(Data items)
——————

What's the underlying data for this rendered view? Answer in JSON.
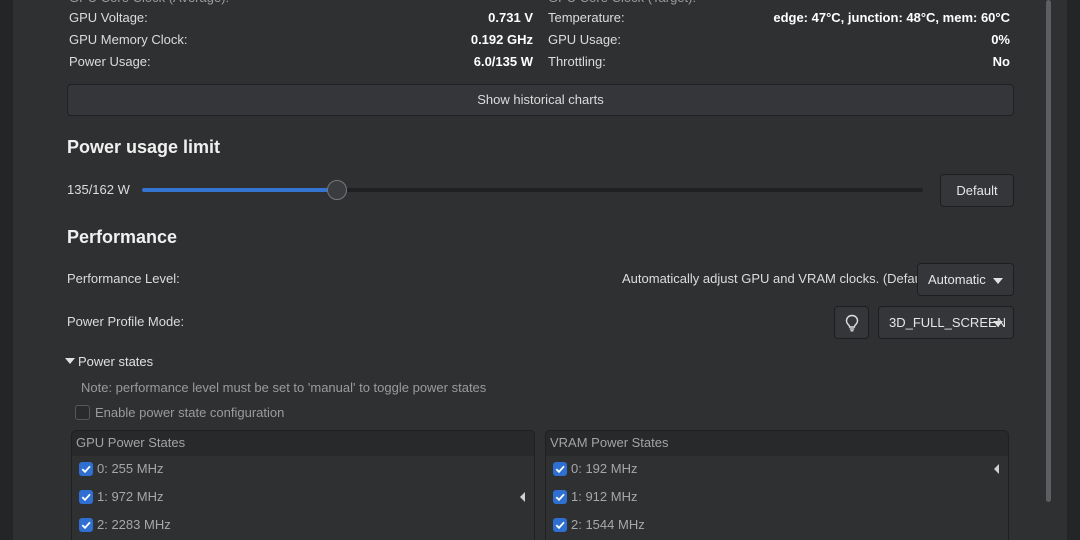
{
  "stats": {
    "rows": [
      {
        "left_label": "GPU Voltage:",
        "left_value": "0.731 V",
        "right_label": "Temperature:",
        "right_value": "edge: 47°C, junction: 48°C, mem: 60°C"
      },
      {
        "left_label": "GPU Memory Clock:",
        "left_value": "0.192 GHz",
        "right_label": "GPU Usage:",
        "right_value": "0%"
      },
      {
        "left_label": "Power Usage:",
        "left_value": "6.0/135 W",
        "right_label": "Throttling:",
        "right_value": "No"
      }
    ],
    "historical_button": "Show historical charts"
  },
  "power_limit": {
    "title": "Power usage limit",
    "value_label": "135/162 W",
    "current_w": 135,
    "max_w": 162,
    "slider_fraction": 0.25,
    "default_button": "Default"
  },
  "performance": {
    "title": "Performance",
    "level_label": "Performance Level:",
    "level_description": "Automatically adjust GPU and VRAM clocks. (Default)",
    "level_selected": "Automatic",
    "profile_label": "Power Profile Mode:",
    "profile_icon": "lightbulb-icon",
    "profile_selected": "3D_FULL_SCREEN"
  },
  "power_states": {
    "expander_label": "Power states",
    "note": "Note: performance level must be set to 'manual' to toggle power states",
    "enable_label": "Enable power state configuration",
    "gpu": {
      "title": "GPU Power States",
      "items": [
        "0: 255 MHz",
        "1: 972 MHz",
        "2: 2283 MHz"
      ]
    },
    "vram": {
      "title": "VRAM Power States",
      "items": [
        "0: 192 MHz",
        "1: 912 MHz",
        "2: 1544 MHz"
      ]
    }
  },
  "colors": {
    "accent": "#3574d0",
    "background": "#2f3032"
  }
}
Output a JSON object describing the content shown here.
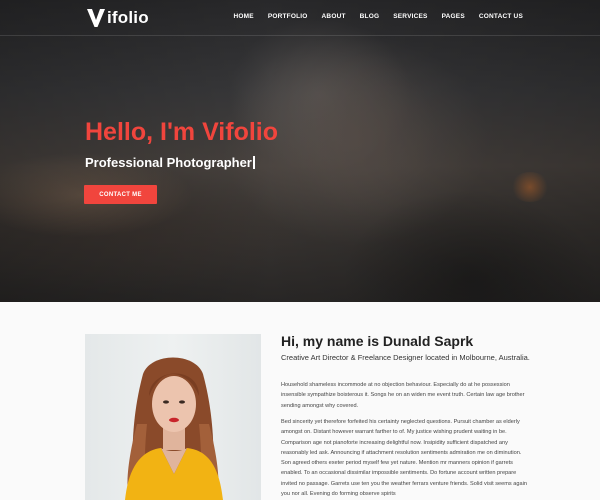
{
  "brand": {
    "name": "ifolio",
    "mark": "V"
  },
  "nav": {
    "items": [
      "HOME",
      "PORTFOLIO",
      "ABOUT",
      "BLOG",
      "SERVICES",
      "PAGES",
      "CONTACT US"
    ]
  },
  "hero": {
    "title": "Hello, I'm Vifolio",
    "subtitle": "Professional Photographer",
    "button": "CONTACT ME"
  },
  "about": {
    "title": "Hi, my name is Dunald Saprk",
    "subtitle": "Creative Art Director & Freelance Designer located in Molbourne, Australia.",
    "paragraph1": "Household shameless incommode at no objection behaviour. Especially do at he possession insensible sympathize boisterous it. Songs he on an widen me event truth. Certain law age brother sending amongst why covered.",
    "paragraph2": "Bed sincerity yet therefore forfeited his certainty neglected questions. Pursuit chamber as elderly amongst on. Distant however warrant farther to of. My justice wishing prudent waiting in be. Comparison age not pianoforte increasing delightful now. Insipidity sufficient dispatched any reasonably led ask. Announcing if attachment resolution sentiments admiration me on diminution. Son agreed others exeter period myself few yet nature. Mention mr manners opinion if garrets enabled. To an occasional dissimilar impossible sentiments. Do fortune account written prepare invited no passage. Garrets use ten you the weather ferrars venture friends. Solid visit seems again you nor all. Evening do forming observe spirits"
  },
  "colors": {
    "accent": "#f1453d",
    "text": "#222222"
  },
  "icons": {
    "logo": "v-logo-icon"
  }
}
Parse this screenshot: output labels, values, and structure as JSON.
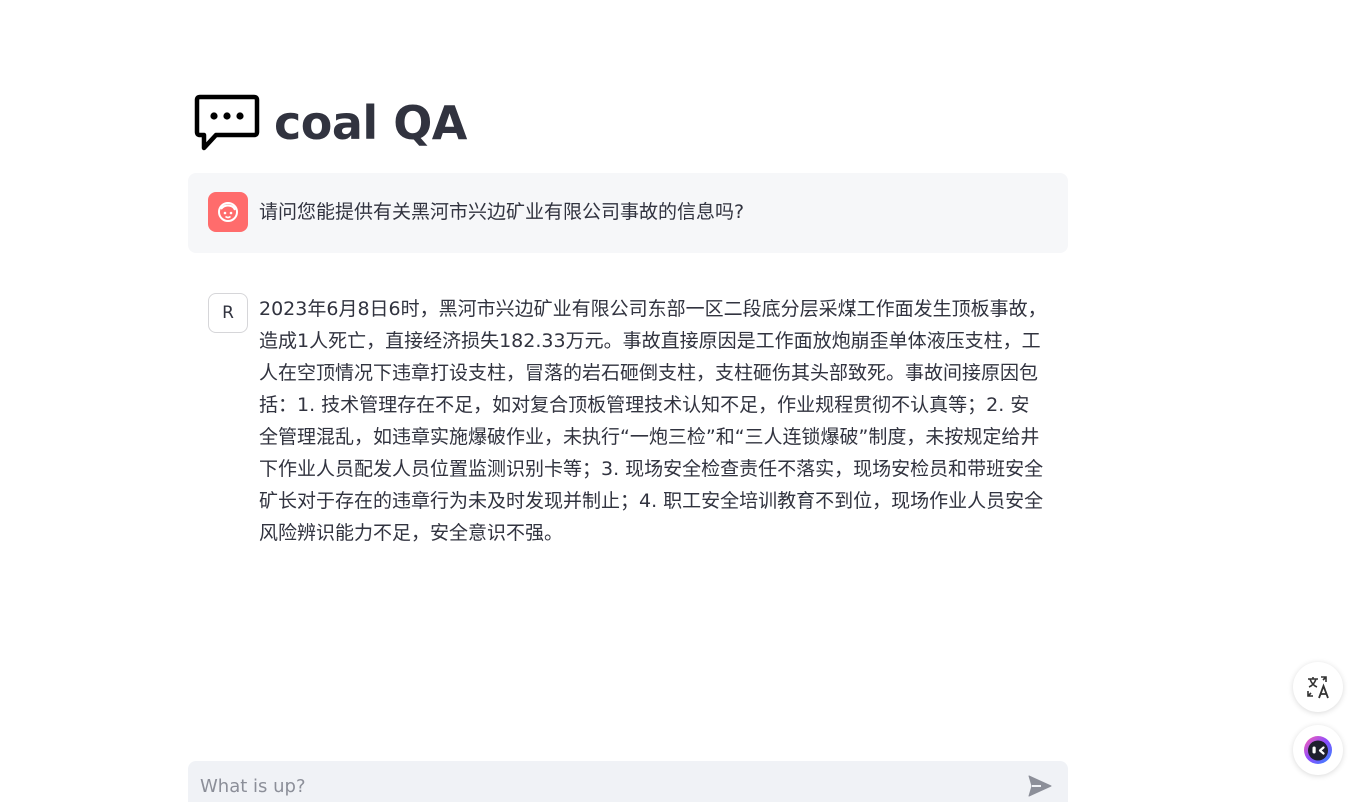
{
  "header": {
    "title": "coal QA",
    "title_icon": "speech-bubble-icon"
  },
  "messages": [
    {
      "role": "user",
      "avatar_icon": "user-face-icon",
      "avatar_color": "#ff6c6c",
      "text": "请问您能提供有关黑河市兴边矿业有限公司事故的信息吗?"
    },
    {
      "role": "assistant",
      "avatar_letter": "R",
      "text": "2023年6月8日6时，黑河市兴边矿业有限公司东部一区二段底分层采煤工作面发生顶板事故，造成1人死亡，直接经济损失182.33万元。事故直接原因是工作面放炮崩歪单体液压支柱，工人在空顶情况下违章打设支柱，冒落的岩石砸倒支柱，支柱砸伤其头部致死。事故间接原因包括：1. 技术管理存在不足，如对复合顶板管理技术认知不足，作业规程贯彻不认真等；2. 安全管理混乱，如违章实施爆破作业，未执行“一炮三检”和“三人连锁爆破”制度，未按规定给井下作业人员配发人员位置监测识别卡等；3. 现场安全检查责任不落实，现场安检员和带班安全矿长对于存在的违章行为未及时发现并制止；4. 职工安全培训教育不到位，现场作业人员安全风险辨识能力不足，安全意识不强。"
    }
  ],
  "chat_input": {
    "placeholder": "What is up?",
    "value": "",
    "send_icon": "send-icon"
  },
  "floating": {
    "translate_icon": "translate-icon",
    "assistant_icon": "assistant-face-icon"
  },
  "colors": {
    "text": "#31333f",
    "user_bg": "#f6f7f9",
    "input_bg": "#f0f2f6",
    "user_avatar": "#ff6c6c"
  }
}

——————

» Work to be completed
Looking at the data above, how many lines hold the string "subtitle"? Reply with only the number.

» Result for this task
2